By Jo Dillon, Political Correspondent

By Jo Dillon, Political Correspondent

24 October 1999

John Presscott will issue an ultimatum to rail bosses tomorrow: sign up to new safety rules now or risk losing your licences. In an uncompromising message to rail operators, the Deputy Prime Minister will insist they give their immediate backing to a four-point safety action plan.

Unless the company chiefs agree to co-operate, tomorrow's special summit, organised in the wake of the Paddington rail disaster, could become extremely stormy.

Mr Prescott is understood to have been angered by the "blame culture" that emerged after the crash, which killed at least 30 people. He is keen to ensure that all parties - companies and unions - work together from now on to improve rail safety and boost public confidence.

"He is not in the mood to listen to excuses," a source close to the Deputy Prime Minister said. "This is not a talking shop.
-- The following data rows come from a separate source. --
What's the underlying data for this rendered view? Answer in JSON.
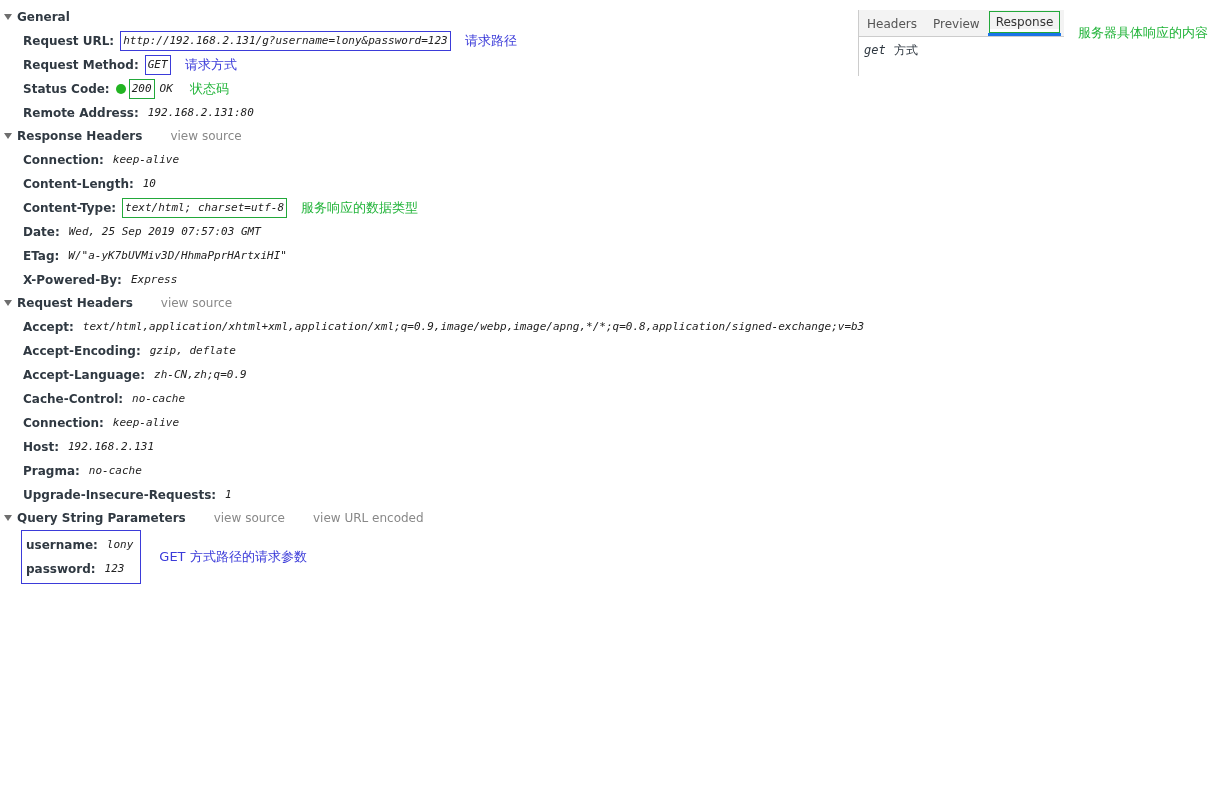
{
  "sections": [
    {
      "title": "General",
      "expanded": true,
      "items": [
        {
          "name": "Request URL:",
          "value": "http://192.168.2.131/g?username=lony&password=123",
          "outline": {
            "color": "#3b3bd9"
          },
          "note": {
            "text": "请求路径",
            "color": "#3b3bd9"
          }
        },
        {
          "name": "Request Method:",
          "value": "GET",
          "outline": {
            "color": "#3b3bd9"
          },
          "note": {
            "text": "请求方式",
            "color": "#3b3bd9"
          }
        },
        {
          "name": "Status Code:",
          "status_dot": {
            "color": "#22b422"
          },
          "value": "200",
          "outline": {
            "color": "#22a83a"
          },
          "suffix": "OK",
          "note": {
            "text": "状态码",
            "color": "#22b43a"
          }
        },
        {
          "name": "Remote Address:",
          "value": "192.168.2.131:80"
        }
      ]
    },
    {
      "title": "Response Headers",
      "expanded": true,
      "links": [
        "view source"
      ],
      "items": [
        {
          "name": "Connection:",
          "value": "keep-alive"
        },
        {
          "name": "Content-Length:",
          "value": "10"
        },
        {
          "name": "Content-Type:",
          "value": "text/html; charset=utf-8",
          "outline": {
            "color": "#22a83a"
          },
          "note": {
            "text": "服务响应的数据类型",
            "color": "#22b43a"
          }
        },
        {
          "name": "Date:",
          "value": "Wed, 25 Sep 2019 07:57:03 GMT"
        },
        {
          "name": "ETag:",
          "value": "W/\"a-yK7bUVMiv3D/HhmaPprHArtxiHI\""
        },
        {
          "name": "X-Powered-By:",
          "value": "Express"
        }
      ]
    },
    {
      "title": "Request Headers",
      "expanded": true,
      "links": [
        "view source"
      ],
      "items": [
        {
          "name": "Accept:",
          "value": "text/html,application/xhtml+xml,application/xml;q=0.9,image/webp,image/apng,*/*;q=0.8,application/signed-exchange;v=b3"
        },
        {
          "name": "Accept-Encoding:",
          "value": "gzip, deflate"
        },
        {
          "name": "Accept-Language:",
          "value": "zh-CN,zh;q=0.9"
        },
        {
          "name": "Cache-Control:",
          "value": "no-cache"
        },
        {
          "name": "Connection:",
          "value": "keep-alive"
        },
        {
          "name": "Host:",
          "value": "192.168.2.131"
        },
        {
          "name": "Pragma:",
          "value": "no-cache"
        },
        {
          "name": "Upgrade-Insecure-Requests:",
          "value": "1"
        }
      ]
    },
    {
      "title": "Query String Parameters",
      "expanded": true,
      "links": [
        "view source",
        "view URL encoded"
      ],
      "group_outline": {
        "color": "#3b3bd9"
      },
      "group_note": {
        "text": "GET 方式路径的请求参数",
        "color": "#3b3bd9"
      },
      "items": [
        {
          "name": "username:",
          "value": "lony"
        },
        {
          "name": "password:",
          "value": "123"
        }
      ]
    }
  ],
  "side_panel": {
    "tabs": [
      {
        "label": "Headers",
        "selected": false
      },
      {
        "label": "Preview",
        "selected": false
      },
      {
        "label": "Response",
        "selected": true,
        "outline": {
          "color": "#22a83a"
        }
      }
    ],
    "note": {
      "text": "服务器具体响应的内容",
      "color": "#22b43a"
    },
    "body": [
      {
        "text": "get",
        "mono": true
      },
      {
        "text": "方式",
        "mono": false
      }
    ]
  }
}
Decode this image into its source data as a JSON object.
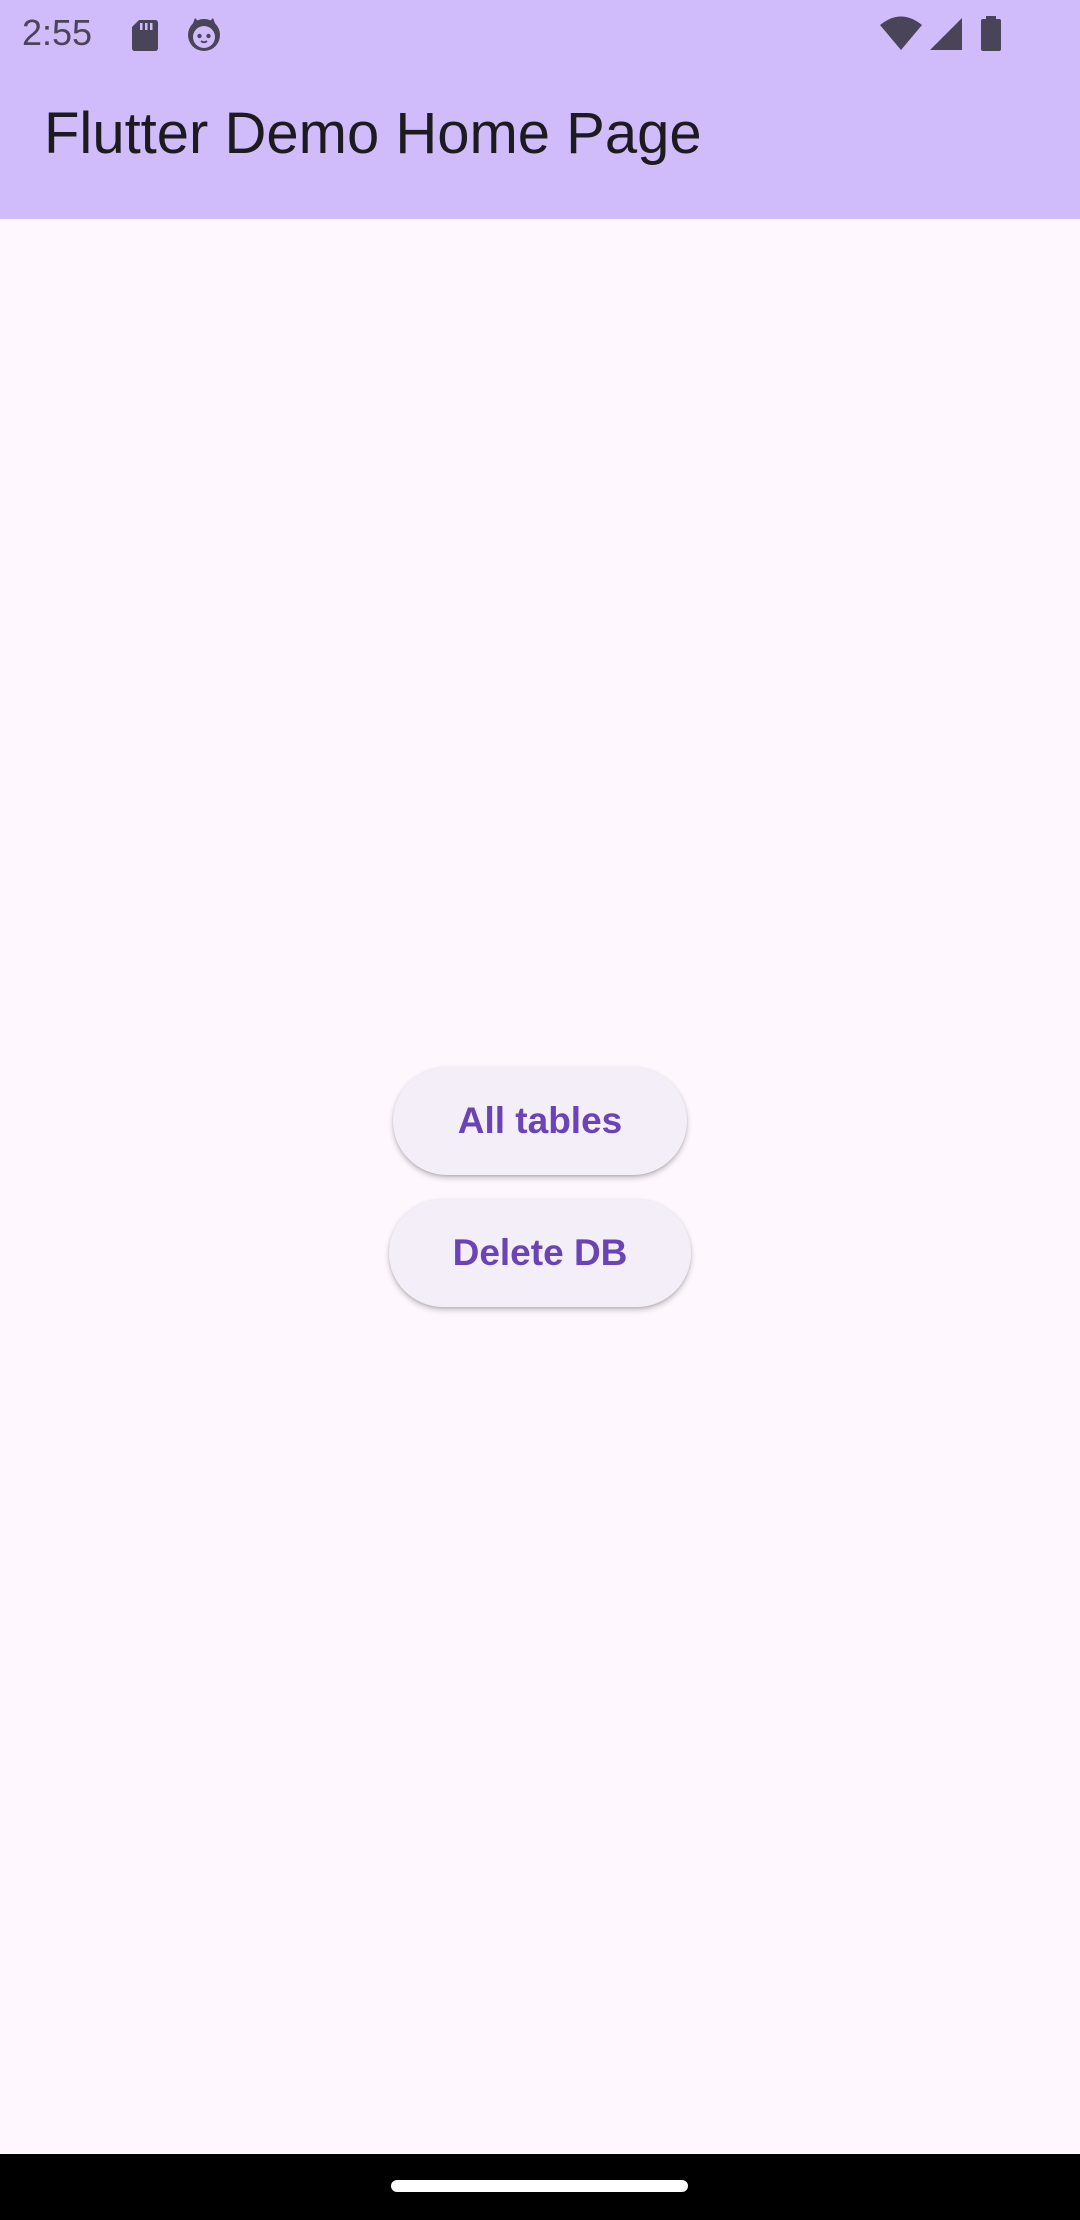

At the end of the day we want to come out with a list of actions that people are signed up to." The Government is anticipating that the rail industry will bring its own ideas to the table but has also put together its own action plan, which it wants the industry to adopt.

Mr Prescott will urge:

* A return to the pre-privatisation driver training scheme under which every train driver in Britain had to go through the same basic training;

* Immediate re-training for any driver who takes a train through a red light;

* A national whistle-blowers hotline to enable rail employees to express concerns about safety without fear of losing their jobs;

* Immediate investigations into signals passed at danger incidents (spads). The recommendations of the "spadbuster" team would be put into practice quickly.

The source said: "Mr Prescott thinks the industry and Government have a big job to do to rebuild public confidence in the railways and that is not going to be helped if we continue with a blame culture.

"He wants to go from this 'why we can't' attitude to a 'can do' attitude and from a blame culture to a culture of co-operation."